CHARLESTON, W.Va. -- I did something stupid the other day. In a lifetime of stupid things, you'd think I'd have become hardened against yet another occurrence, but this one keeps gnawing at me. I keep trying to make sense of it.Strange thing is, even though I know it was stupid, I'm still kind of glad I did it.I work in Building 6 at the Capitol. A little after lunch one Thursday, I had to walk some documents over to the Capitol. It was cold and windy, so I bundled up and grabbed the envelope and was walking fast across the compound. I was nearly to the other side when the biggest hawk I've ever seen swooped down and snatched a squirrel right in front of me.I happen to love squirrels, so I'm a little blind where they're concerned. It's their hands I love most, and the demure way some have of tipping their head downward while looking up, totally working those big eyes to persuade me to share what I'm eating.
So when I saw that the hawk didn't have much of a grip and the squirrel was fighting fiercely, I ran at the bird without really thinking, yelling and waving my envelope at it, trying to scare it into dropping its prey.The hawk wasn't easily intimidated and it took quite a bit of foot stomping and looking crazed to persuade it to release the squirrel. After it did, it flew just a few yards away, allowing me to get between the hawk and the squirrel to assess whether it was injured.Surprisingly, there wasn't a mark on it. It was just so terrified it couldn't seem to move.
While I admit to frequently foolish behavior, I'm not so impaired as to pick up a frightened animal with very sharp teeth. Yet the hawk wouldn't leave, and the squirrel wouldn't move.I considered my options. I had nothing with me but the envelope and my coat. I considered removing my coat and scooping the squirrel into it, then bunching it up in a way that would hold it temporarily, until I could get it somewhere safe. Except I had documents to deliver that people were waiting on. I envisioned attempting to discreetly carry a coat containing a freaked-out squirrel into the Capitol, the likelihood of the squirrel squirming loose once inside, and the hilarity (and unemployment) that would likely ensue.I decided instead to wait with the squirrel as it recovered its senses enough to scamper to a nearby tree, but the only trees in that part of the compound were scrubby and small and didn't provide much cover. Still, the squirrel seemed to have tangled itself in the lower branches well enough that I felt OK about heading inside.
I hadn't even made it to the door before the hawk had the squirrel once again. This time there was nothing I could do.Over and over, I've told myself that it's just the circle of life. Nature doing what nature does.
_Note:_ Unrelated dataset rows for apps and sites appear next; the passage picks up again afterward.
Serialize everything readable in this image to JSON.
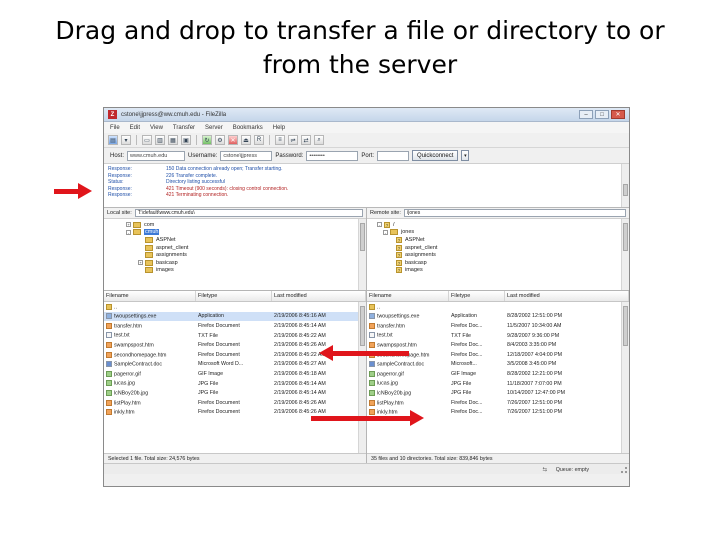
{
  "slide": {
    "title_line1": "Drag and drop to transfer a file or directory to or",
    "title_line2": "from the server"
  },
  "window": {
    "title": "cstone\\jjpress@ww.cmuh.edu - FileZilla",
    "logo_letter": "Z",
    "controls": {
      "minimize": "–",
      "maximize": "□",
      "close": "✕"
    }
  },
  "menu": [
    "File",
    "Edit",
    "View",
    "Transfer",
    "Server",
    "Bookmarks",
    "Help"
  ],
  "quickconnect": {
    "host_label": "Host:",
    "host_value": "www.cmuh.edu",
    "username_label": "Username:",
    "username_value": "cstone\\jjpress",
    "password_label": "Password:",
    "password_value": "••••••••",
    "port_label": "Port:",
    "port_value": "",
    "button_label": "Quickconnect",
    "dropdown_glyph": "▾"
  },
  "log": [
    {
      "key": "Response:",
      "value": "150 Data connection already open; Transfer starting."
    },
    {
      "key": "Response:",
      "value": "226 Transfer complete."
    },
    {
      "key": "Status:",
      "value": "Directory listing successful"
    },
    {
      "key": "Response:",
      "value": "421 Timeout (900 seconds): closing control connection.",
      "error": true
    },
    {
      "key": "Response:",
      "value": "421 Terminating connection.",
      "error": true
    }
  ],
  "local": {
    "site_label": "Local site:",
    "site_path": "T:\\default\\www.cmuh.edu\\",
    "tree": [
      {
        "indent": 3,
        "exp": "+",
        "icon": "folder",
        "label": "com"
      },
      {
        "indent": 3,
        "exp": "-",
        "icon": "folder",
        "label": "cmuh",
        "selected": true
      },
      {
        "indent": 5,
        "exp": "",
        "icon": "folder",
        "label": "ASPNet"
      },
      {
        "indent": 5,
        "exp": "",
        "icon": "folder",
        "label": "aspnet_client"
      },
      {
        "indent": 5,
        "exp": "",
        "icon": "folder",
        "label": "assignments"
      },
      {
        "indent": 5,
        "exp": "+",
        "icon": "folder",
        "label": "basicasp"
      },
      {
        "indent": 5,
        "exp": "",
        "icon": "folder",
        "label": "images"
      }
    ],
    "headers": [
      "Filename",
      "Filetype",
      "Last modified"
    ],
    "files": [
      {
        "icon": "fold",
        "name": "..",
        "type": "",
        "modified": ""
      },
      {
        "icon": "exe",
        "name": "twoupsettings.exe",
        "type": "Application",
        "modified": "2/19/2006 8:45:16 AM",
        "selected": true
      },
      {
        "icon": "htm",
        "name": "transfer.htm",
        "type": "Firefox Document",
        "modified": "2/19/2006 8:45:14 AM"
      },
      {
        "icon": "txt",
        "name": "test.txt",
        "type": "TXT File",
        "modified": "2/19/2006 8:45:22 AM"
      },
      {
        "icon": "htm",
        "name": "swampspost.htm",
        "type": "Firefox Document",
        "modified": "2/19/2006 8:45:26 AM"
      },
      {
        "icon": "htm",
        "name": "secondhomepage.htm",
        "type": "Firefox Document",
        "modified": "2/19/2006 8:45:22 AM"
      },
      {
        "icon": "doc",
        "name": "SampleContract.doc",
        "type": "Microsoft Word D...",
        "modified": "2/19/2006 8:45:27 AM"
      },
      {
        "icon": "img",
        "name": "pagerror.gif",
        "type": "GIF Image",
        "modified": "2/19/2006 8:45:18 AM"
      },
      {
        "icon": "img",
        "name": "lucas.jpg",
        "type": "JPG File",
        "modified": "2/19/2006 8:45:14 AM"
      },
      {
        "icon": "img",
        "name": "lcNBoy20b.jpg",
        "type": "JPG File",
        "modified": "2/19/2006 8:45:14 AM"
      },
      {
        "icon": "htm",
        "name": "listPlay.htm",
        "type": "Firefox Document",
        "modified": "2/19/2006 8:45:26 AM"
      },
      {
        "icon": "htm",
        "name": "inkly.htm",
        "type": "Firefox Document",
        "modified": "2/19/2006 8:45:26 AM"
      }
    ],
    "status": "Selected 1 file. Total size: 24,576 bytes"
  },
  "remote": {
    "site_label": "Remote site:",
    "site_path": "/jones",
    "tree": [
      {
        "indent": 1,
        "exp": "-",
        "icon": "qmark",
        "label": "/"
      },
      {
        "indent": 2,
        "exp": "-",
        "icon": "folder",
        "label": "jones"
      },
      {
        "indent": 3,
        "exp": "",
        "icon": "qmark",
        "label": "ASPNet"
      },
      {
        "indent": 3,
        "exp": "",
        "icon": "qmark",
        "label": "aspnet_client"
      },
      {
        "indent": 3,
        "exp": "",
        "icon": "qmark",
        "label": "assignments"
      },
      {
        "indent": 3,
        "exp": "",
        "icon": "qmark",
        "label": "basicasp"
      },
      {
        "indent": 3,
        "exp": "",
        "icon": "qmark",
        "label": "images"
      }
    ],
    "headers": [
      "Filename",
      "Filetype",
      "Last modified"
    ],
    "files": [
      {
        "icon": "fold",
        "name": "..",
        "type": "",
        "modified": ""
      },
      {
        "icon": "exe",
        "name": "twoupsettings.exe",
        "type": "Application",
        "modified": "8/28/2002 12:51:00 PM"
      },
      {
        "icon": "htm",
        "name": "transfer.htm",
        "type": "Firefox Doc...",
        "modified": "11/5/2007 10:34:00 AM"
      },
      {
        "icon": "txt",
        "name": "test.txt",
        "type": "TXT File",
        "modified": "9/28/2007 9:36:00 PM"
      },
      {
        "icon": "htm",
        "name": "swampspost.htm",
        "type": "Firefox Doc...",
        "modified": "8/4/2003 3:35:00 PM"
      },
      {
        "icon": "htm",
        "name": "secondhomepage.htm",
        "type": "Firefox Doc...",
        "modified": "12/18/2007 4:04:00 PM"
      },
      {
        "icon": "doc",
        "name": "sampleContract.doc",
        "type": "Microsoft...",
        "modified": "3/5/2008 3:45:00 PM"
      },
      {
        "icon": "img",
        "name": "pagerror.gif",
        "type": "GIF Image",
        "modified": "8/28/2002 12:21:00 PM"
      },
      {
        "icon": "img",
        "name": "lucas.jpg",
        "type": "JPG File",
        "modified": "11/18/2007 7:07:00 PM"
      },
      {
        "icon": "img",
        "name": "lcNBoy20b.jpg",
        "type": "JPG File",
        "modified": "10/14/2007 12:47:00 PM"
      },
      {
        "icon": "htm",
        "name": "listPlay.htm",
        "type": "Firefox Doc...",
        "modified": "7/26/2007 12:51:00 PM"
      },
      {
        "icon": "htm",
        "name": "inkly.htm",
        "type": "Firefox Doc...",
        "modified": "7/26/2007 12:51:00 PM"
      }
    ],
    "status": "35 files and 10 directories. Total size: 839,846 bytes"
  },
  "queue": {
    "status": "Queue: empty",
    "icon": "⇆"
  },
  "colors": {
    "arrow": "#e0151b",
    "selection": "#cfe0f7",
    "log_text": "#1f4fa8",
    "log_error": "#b22222"
  }
}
If it hadn't been that particular squirrel, it would've been another.I can't stop thinking about that little squirrel after the hawk first released it, how it was then at my mercy and how terrified it must've been by this new creature it faced, the one that had been fierce enough to frighten a hawk. It pains me to think I didn't make the end of its life any better, only more drawn out. I might have given it another 10 minutes or so, but it was only more time to be frightened.In a way, I wish I hadn't done what I did. Had I not intervened, it would've been over far more quickly for the squirrel. I hate myself for that.I told some friends what happened. A few thought it was brave, but the consensus seemed to be it was dumb. Even worse, it had been pointless.
What I keep rolling back around to is that if you see something happening -- something awful -- shouldn't you try to help without assessing whether it might be pointless? Granted this was just a common tree rat we're talking about, but there are so many other similarly desperate -- and likely equally pointless -- situations:A woman fleeing an abusive husband, even though she has a history of taking him back. A homeless person asking for a few dollars to buy a warm meal, even though you suspect it'll buy liquor instead. A child with suspicious bruises. Again.It's easier to look the other way. It's certainly less messy. And it's not so difficult to convince yourself you couldn't have made a difference anyway. I tried to make a difference for one stupid squirrel and I failed. And only made things worse in the process.I really wish I hadn't seen what I saw. It haunts me in a way I know I won't easily shake.But I'm still not sure I wish I hadn't tried.Reach Karin Fuller via email at firstname.lastname@example.org.